→ **PROBLEM STATEMENT**
Return the data that follows, keeping every word and mark unchanged.

→ **DATA SECTION**
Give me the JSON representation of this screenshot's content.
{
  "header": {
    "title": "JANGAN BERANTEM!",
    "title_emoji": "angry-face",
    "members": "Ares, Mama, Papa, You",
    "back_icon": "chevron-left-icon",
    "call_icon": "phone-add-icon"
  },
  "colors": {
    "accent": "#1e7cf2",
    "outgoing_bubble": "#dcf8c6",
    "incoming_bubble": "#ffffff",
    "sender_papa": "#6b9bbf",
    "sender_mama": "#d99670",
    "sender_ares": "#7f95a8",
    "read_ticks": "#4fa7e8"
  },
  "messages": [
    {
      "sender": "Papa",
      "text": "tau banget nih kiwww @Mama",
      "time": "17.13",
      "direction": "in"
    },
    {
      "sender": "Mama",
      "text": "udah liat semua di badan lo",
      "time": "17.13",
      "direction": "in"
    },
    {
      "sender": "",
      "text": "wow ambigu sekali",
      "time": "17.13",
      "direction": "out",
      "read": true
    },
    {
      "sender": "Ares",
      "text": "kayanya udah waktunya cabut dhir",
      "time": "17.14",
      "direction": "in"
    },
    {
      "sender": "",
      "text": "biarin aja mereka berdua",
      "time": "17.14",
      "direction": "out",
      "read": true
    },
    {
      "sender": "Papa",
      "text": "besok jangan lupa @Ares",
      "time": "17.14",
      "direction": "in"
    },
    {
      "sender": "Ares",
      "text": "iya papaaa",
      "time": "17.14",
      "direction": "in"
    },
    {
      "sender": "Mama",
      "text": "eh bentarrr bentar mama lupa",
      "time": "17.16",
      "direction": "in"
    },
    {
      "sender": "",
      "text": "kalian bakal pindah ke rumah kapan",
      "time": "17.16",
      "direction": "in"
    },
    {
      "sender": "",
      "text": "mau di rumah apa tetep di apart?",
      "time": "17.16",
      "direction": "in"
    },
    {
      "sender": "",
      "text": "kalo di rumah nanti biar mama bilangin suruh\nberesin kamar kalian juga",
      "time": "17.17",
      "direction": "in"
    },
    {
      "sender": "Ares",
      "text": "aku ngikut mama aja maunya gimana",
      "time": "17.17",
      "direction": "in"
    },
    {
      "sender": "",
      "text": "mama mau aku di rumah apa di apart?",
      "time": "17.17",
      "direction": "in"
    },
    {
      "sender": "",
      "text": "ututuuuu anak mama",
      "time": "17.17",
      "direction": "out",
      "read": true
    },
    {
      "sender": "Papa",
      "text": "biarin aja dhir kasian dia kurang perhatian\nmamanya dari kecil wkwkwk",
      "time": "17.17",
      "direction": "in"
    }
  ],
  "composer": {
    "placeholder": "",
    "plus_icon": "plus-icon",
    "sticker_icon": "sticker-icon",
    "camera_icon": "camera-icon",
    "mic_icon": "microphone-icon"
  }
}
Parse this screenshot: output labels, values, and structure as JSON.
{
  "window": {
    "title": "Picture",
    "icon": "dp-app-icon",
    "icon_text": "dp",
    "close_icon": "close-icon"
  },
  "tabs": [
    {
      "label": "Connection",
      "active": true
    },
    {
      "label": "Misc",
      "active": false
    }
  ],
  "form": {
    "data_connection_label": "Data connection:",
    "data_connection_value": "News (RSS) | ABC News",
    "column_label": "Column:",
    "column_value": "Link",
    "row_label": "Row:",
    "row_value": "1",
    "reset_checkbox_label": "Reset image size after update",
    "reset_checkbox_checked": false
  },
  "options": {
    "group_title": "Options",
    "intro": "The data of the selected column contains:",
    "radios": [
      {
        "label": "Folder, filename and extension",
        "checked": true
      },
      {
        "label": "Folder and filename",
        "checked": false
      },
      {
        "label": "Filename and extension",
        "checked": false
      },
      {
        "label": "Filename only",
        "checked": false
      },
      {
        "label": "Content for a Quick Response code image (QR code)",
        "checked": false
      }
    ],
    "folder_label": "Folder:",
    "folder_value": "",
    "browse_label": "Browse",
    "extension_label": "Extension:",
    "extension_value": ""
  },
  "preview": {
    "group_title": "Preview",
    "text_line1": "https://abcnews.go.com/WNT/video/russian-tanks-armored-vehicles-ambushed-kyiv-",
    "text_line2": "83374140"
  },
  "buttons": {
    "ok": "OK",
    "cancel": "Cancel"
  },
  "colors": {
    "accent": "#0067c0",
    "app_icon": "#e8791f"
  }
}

→ **ANSWER BOX**
Give me the JSON representation of this screenshot's content.
{
  "header": {
    "title": "JANGAN BERANTEM!",
    "title_emoji": "angry-face",
    "members": "Ares, Mama, Papa, You",
    "back_icon": "chevron-left-icon",
    "call_icon": "phone-add-icon"
  },
  "colors": {
    "accent": "#1e7cf2",
    "outgoing_bubble": "#dcf8c6",
    "incoming_bubble": "#ffffff",
    "sender_papa": "#6b9bbf",
    "sender_mama": "#d99670",
    "sender_ares": "#7f95a8",
    "read_ticks": "#4fa7e8"
  },
  "messages": [
    {
      "sender": "Papa",
      "text": "tau banget nih kiwww @Mama",
      "time": "17.13",
      "direction": "in"
    },
    {
      "sender": "Mama",
      "text": "udah liat semua di badan lo",
      "time": "17.13",
      "direction": "in"
    },
    {
      "sender": "",
      "text": "wow ambigu sekali",
      "time": "17.13",
      "direction": "out",
      "read": true
    },
    {
      "sender": "Ares",
      "text": "kayanya udah waktunya cabut dhir",
      "time": "17.14",
      "direction": "in"
    },
    {
      "sender": "",
      "text": "biarin aja mereka berdua",
      "time": "17.14",
      "direction": "out",
      "read": true
    },
    {
      "sender": "Papa",
      "text": "besok jangan lupa @Ares",
      "time": "17.14",
      "direction": "in"
    },
    {
      "sender": "Ares",
      "text": "iya papaaa",
      "time": "17.14",
      "direction": "in"
    },
    {
      "sender": "Mama",
      "text": "eh bentarrr bentar mama lupa",
      "time": "17.16",
      "direction": "in"
    },
    {
      "sender": "",
      "text": "kalian bakal pindah ke rumah kapan",
      "time": "17.16",
      "direction": "in"
    },
    {
      "sender": "",
      "text": "mau di rumah apa tetep di apart?",
      "time": "17.16",
      "direction": "in"
    },
    {
      "sender": "",
      "text": "kalo di rumah nanti biar mama bilangin suruh\nberesin kamar kalian juga",
      "time": "17.17",
      "direction": "in"
    },
    {
      "sender": "Ares",
      "text": "aku ngikut mama aja maunya gimana",
      "time": "17.17",
      "direction": "in"
    },
    {
      "sender": "",
      "text": "mama mau aku di rumah apa di apart?",
      "time": "17.17",
      "direction": "in"
    },
    {
      "sender": "",
      "text": "ututuuuu anak mama",
      "time": "17.17",
      "direction": "out",
      "read": true
    },
    {
      "sender": "Papa",
      "text": "biarin aja dhir kasian dia kurang perhatian\nmamanya dari kecil wkwkwk",
      "time": "17.17",
      "direction": "in"
    }
  ],
  "composer": {
    "placeholder": "",
    "plus_icon": "plus-icon",
    "sticker_icon": "sticker-icon",
    "camera_icon": "camera-icon",
    "mic_icon": "microphone-icon"
  }
}
Parse this screenshot: output labels, values, and structure as JSON.
{
  "window": {
    "title": "Picture",
    "icon": "dp-app-icon",
    "icon_text": "dp",
    "close_icon": "close-icon"
  },
  "tabs": [
    {
      "label": "Connection",
      "active": true
    },
    {
      "label": "Misc",
      "active": false
    }
  ],
  "form": {
    "data_connection_label": "Data connection:",
    "data_connection_value": "News (RSS) | ABC News",
    "column_label": "Column:",
    "column_value": "Link",
    "row_label": "Row:",
    "row_value": "1",
    "reset_checkbox_label": "Reset image size after update",
    "reset_checkbox_checked": false
  },
  "options": {
    "group_title": "Options",
    "intro": "The data of the selected column contains:",
    "radios": [
      {
        "label": "Folder, filename and extension",
        "checked": true
      },
      {
        "label": "Folder and filename",
        "checked": false
      },
      {
        "label": "Filename and extension",
        "checked": false
      },
      {
        "label": "Filename only",
        "checked": false
      },
      {
        "label": "Content for a Quick Response code image (QR code)",
        "checked": false
      }
    ],
    "folder_label": "Folder:",
    "folder_value": "",
    "browse_label": "Browse",
    "extension_label": "Extension:",
    "extension_value": ""
  },
  "preview": {
    "group_title": "Preview",
    "text_line1": "https://abcnews.go.com/WNT/video/russian-tanks-armored-vehicles-ambushed-kyiv-",
    "text_line2": "83374140"
  },
  "buttons": {
    "ok": "OK",
    "cancel": "Cancel"
  },
  "colors": {
    "accent": "#0067c0",
    "app_icon": "#e8791f"
  }
}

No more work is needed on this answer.